In tough times like these, it’s natural to yearn for escape in whatever shape we can find it. Tuning into a rom-com sure seems better than getting lost in some dystopian fantasy. And a romance novel might be a wiser choice than Kafka if you’re feeling on edge. But a steady diet of sweetness and light isn’t for everyone. Some of us crave more substantial fare, and for art lovers willing to brave the less-than-beautiful, The William Benton Museum of Art at the University of Connecticut at Storrs offers Käthe Kollwitz: Activism Through Art.
Possessed of a fierce humanitarian streak and unflinching eye, the German artist (1867-1945) took social injustice and war as her themes. Working primarily in etching, lithography and woodcuts, she produced conscience-pricking images that captured the hardships of the working class (her physician husband ran a clinic in a poor area of Berlin), the travails of women, and the radiating impact of armed conflict. Her first major efforts were A Weavers’ Revolt, a series which referenced a milestone in the mid-19th-century labor movement, and Peasants’ War which recalled a violent social upheaval in the 16th century. While these works resonated in the Germany of her own time, it was her War cycle — the centerpiece of the Benton exhibition — that spoke most powerfully to contemporary life. “War is the artist’s response to the First World War and the loss of her son, Peter, in combat in 1914,” says assistant curator Amanda A. Douberley. “It is also her first print cycle in woodcut, a medium that helped her express the raw emotion felt by those affected by war — not just soldiers, but especially those on the home front.”

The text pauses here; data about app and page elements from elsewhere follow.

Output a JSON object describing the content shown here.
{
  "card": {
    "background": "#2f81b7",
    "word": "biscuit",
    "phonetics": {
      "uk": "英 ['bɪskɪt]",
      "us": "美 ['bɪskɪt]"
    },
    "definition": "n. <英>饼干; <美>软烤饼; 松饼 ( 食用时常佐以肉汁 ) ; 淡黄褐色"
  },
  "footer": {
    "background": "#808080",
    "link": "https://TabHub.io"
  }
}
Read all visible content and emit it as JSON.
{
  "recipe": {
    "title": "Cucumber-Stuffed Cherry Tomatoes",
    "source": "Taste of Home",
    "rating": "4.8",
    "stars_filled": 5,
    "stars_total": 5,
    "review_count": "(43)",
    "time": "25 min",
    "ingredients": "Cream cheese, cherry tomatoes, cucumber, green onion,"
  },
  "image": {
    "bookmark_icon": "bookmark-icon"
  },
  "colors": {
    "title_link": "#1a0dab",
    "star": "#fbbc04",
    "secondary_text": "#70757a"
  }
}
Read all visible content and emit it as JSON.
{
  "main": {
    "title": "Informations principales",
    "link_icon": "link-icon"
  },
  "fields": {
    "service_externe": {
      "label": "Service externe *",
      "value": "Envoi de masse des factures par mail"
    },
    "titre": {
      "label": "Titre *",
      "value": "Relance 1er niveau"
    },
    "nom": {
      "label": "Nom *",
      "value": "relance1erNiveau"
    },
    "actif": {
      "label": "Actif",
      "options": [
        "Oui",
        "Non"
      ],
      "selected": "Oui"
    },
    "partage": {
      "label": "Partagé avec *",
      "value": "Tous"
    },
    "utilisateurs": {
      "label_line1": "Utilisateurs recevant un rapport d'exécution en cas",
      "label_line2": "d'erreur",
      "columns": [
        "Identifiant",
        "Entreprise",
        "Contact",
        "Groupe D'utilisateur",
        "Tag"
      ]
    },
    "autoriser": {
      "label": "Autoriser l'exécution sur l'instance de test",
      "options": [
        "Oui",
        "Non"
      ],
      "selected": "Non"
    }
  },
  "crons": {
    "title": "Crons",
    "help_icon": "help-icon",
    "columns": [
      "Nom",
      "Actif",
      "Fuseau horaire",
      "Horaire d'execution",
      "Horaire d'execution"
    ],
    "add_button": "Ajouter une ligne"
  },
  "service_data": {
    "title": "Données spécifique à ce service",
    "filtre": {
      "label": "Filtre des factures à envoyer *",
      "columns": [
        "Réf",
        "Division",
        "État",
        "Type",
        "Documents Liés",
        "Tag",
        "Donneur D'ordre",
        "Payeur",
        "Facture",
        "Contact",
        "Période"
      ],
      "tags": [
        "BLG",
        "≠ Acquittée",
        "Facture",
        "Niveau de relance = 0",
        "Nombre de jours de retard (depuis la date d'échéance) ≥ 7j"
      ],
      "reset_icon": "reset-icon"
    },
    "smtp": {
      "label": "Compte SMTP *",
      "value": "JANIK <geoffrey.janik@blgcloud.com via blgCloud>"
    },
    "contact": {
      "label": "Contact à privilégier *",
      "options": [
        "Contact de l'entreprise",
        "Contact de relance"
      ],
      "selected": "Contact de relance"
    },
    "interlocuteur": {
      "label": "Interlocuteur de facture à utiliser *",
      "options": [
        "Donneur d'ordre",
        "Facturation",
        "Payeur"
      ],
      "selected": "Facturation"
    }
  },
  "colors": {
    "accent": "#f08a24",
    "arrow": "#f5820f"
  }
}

The bulk of the Benton’s Kollwitz material was donated by Dr. Walter Landauer, a German expatriate and professor of animal sciences who taught at the University of Connecticut from 1924 until his retirement in 1964. Activism Through Art is the museum’s first show devoted exclusively to the artist since 2007. “Like many museums, COVID-19 caused us to shift our exhibition schedule by about one year,” Douberley says. “This provided the museum with an opening to exhibit Kollwitz’s work. The curatorial team felt her prints would resonate with the concerns of our contemporary moment, not just in terms of the emotional toll of the pandemic, but also social justice and the relationship between art and politics.”
Neither documentary nor didactic, the artist’s dark images powerfully mine the toll of senseless conflict. In The Sacrifice, a woman — her visage hardened into an expressionless mask — holds an infant aloft. In The Parents, a couple kneel in an anguished embrace, their faces hidden. “Kollwitz worked and reworked images in the series to make personal experience universal,” Douberley notes.
While the work is specific to events, the sense of tragedy, pain and confusion Kollwitz conjured is, sadly, a timeless reality of the human condition. As such, her art continues to speak boldly and eloquently.
Käthe Kollwitz: Activism Through Art
On exhibit through April 10
The William Benton Museum of Art
245 Glenbrook Road, Storrs